Law is a set of rules created and enforced by social or governmental institutions to regulate behaviour and protect individuals, communities or businesses. Its precise definition has been the subject of longstanding debate, and it has been variously described as a science and as an art.
Law shapes politics, economics and history in various ways. Its four principal purposes are establishing standards, maintaining order, resolving disputes and protecting liberties and rights.
It may be established by a collective legislature resulting in statutes, by the executive through decrees and regulations, or by judges through precedent in common law jurisdictions. Private individuals can also create legally binding contracts.
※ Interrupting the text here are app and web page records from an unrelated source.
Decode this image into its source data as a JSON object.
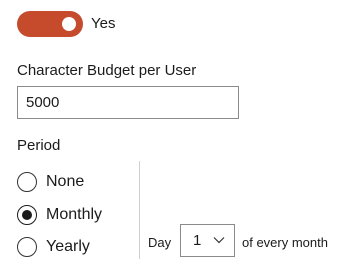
{
  "toggle": {
    "label": "Yes",
    "on": true,
    "color": "#c64a2c"
  },
  "budget": {
    "label": "Character Budget per User",
    "value": "5000"
  },
  "period": {
    "label": "Period",
    "options": [
      {
        "label": "None",
        "checked": false
      },
      {
        "label": "Monthly",
        "checked": true
      },
      {
        "label": "Yearly",
        "checked": false
      }
    ]
  },
  "day": {
    "prefix": "Day",
    "value": "1",
    "suffix": "of every month"
  },
  "icons": {
    "day_dropdown": "chevron-down-icon"
  }
}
In general law is divided into civil and criminal law, with the former covering matters such as property, torts and contract disputes. The latter covers crimes committed against a state or its citizens. A third major area of law is religious laws, such as the Jewish Halakha and Islamic Sharia and Christian canon law.
The practice of law is overseen by a government or independent regulating body such as a bar association, bar council or law society. Modern lawyers achieve distinct professional identity through specified legal procedures such as successfully passing a qualifying examination, and are constituted in their offices by means of legal forms of appointment (being admitted to the bar).